Chicken Salad?! Let’s Talk Product Liability

chicken salad product liability

In late February, Mount Vernon, NY-based Sally Sherman Foods recalled about 3,000 pounds of various chicken products because of possible contamination of Listeria monocytogenes.

The bacteria can cause fever, headaches, confusion, diarrhea and other gastrointestinal issues. For pregnant women, exposure to Listeria can be especially dangerous as it can cause miscarriages, premature delivery or life-threatening infections for the baby. Listeria can also be fatal among the elderly and people with weakened immune systems.

The recalled items – mostly containing chicken salad – were produced between Feb. 2-18, and can be identified with the number P-440 stamped inside the USDA mark of inspection. After production, the products were shipped throughout New York, New Jersey, Maryland, Pennsylvania and Virginia.

Without a doubt, Sally Sherman made the smart move by recalling their products. While recall efforts such as this can be expensive, the company is saving a bundle by protecting themselves against product liability litigation if someone were to experience health complications after eating their chicken.

Product Liability at a Glance

If you’ve experienced injury and sickness from eating food prepared by someone else or by using a defective tool or product, the negligent party must be held responsible so that further injuries or sicknesses can be prevented. Product liability litigation is also important so that you are properly compensated for medical costs associated with the injury and any loss of wages.

In essence, there are three types of defects to be aware of in product liability cases.

  1. Design defect. The manufacturer can be held responsible if it is proven that their product could have been designed to be safer for the consumer.
  2. Manufacturing defect. Even though the design of the product was good, shoddy workmanship in the process of producing the product caused it to be defective.
  3. Failure to warn. This is the area where Sally Sherman Food got it right. Manufacturers are required to make and sell their products so that they are in a “not unreasonably safe” condition. “Failure to warn” refers to a company’s failure to warn consumers about potential dangers of their product.

What Must be Proven in a Product Liability Case
Generally speaking, there are four (4) things that must be proven in any product liability case.

  1. The product was defective
  2. The defect directly caused your injury or illness
  3. You were injured (there are no awards for almost being injured)
  4. The product was being used in the exact manner it was intended to be used

Types of Evidence That Must be Maintained

If you’ve been injured or become sick after using a product, remember to:

  • Keep the receipt proving your purchase of the product
  • Make notes of any identifiable information about the product, such as name of manufacturer, serial number, and place and date of purchase
  • Secure the product itself – remember to keep any packaging and manuals that were included
  • Get details from witnesses – especially their contact information – who may have been present

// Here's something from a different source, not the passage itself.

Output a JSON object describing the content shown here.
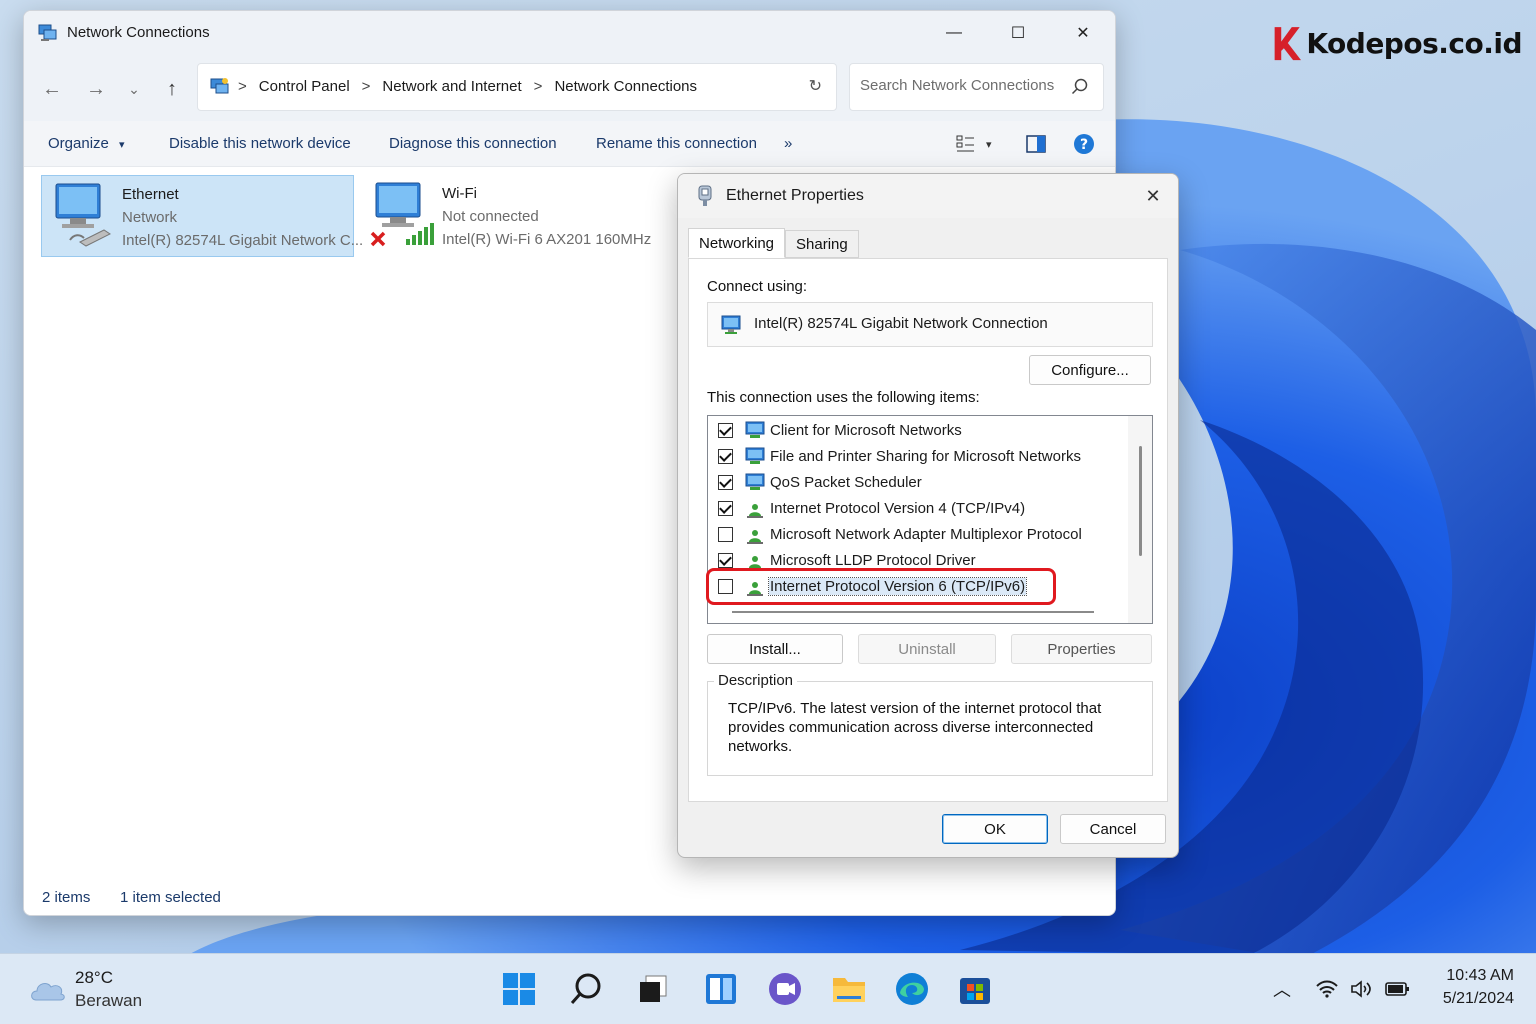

Proving product liability can be a difficult process. However, we have a tremendous national reputation in successfully litigating such cases. If you’ve been injured by a defective product, you need an experienced and skillful attorney on your side. Contact the offices of The Fitzgerald Law Firm today for a free consultation.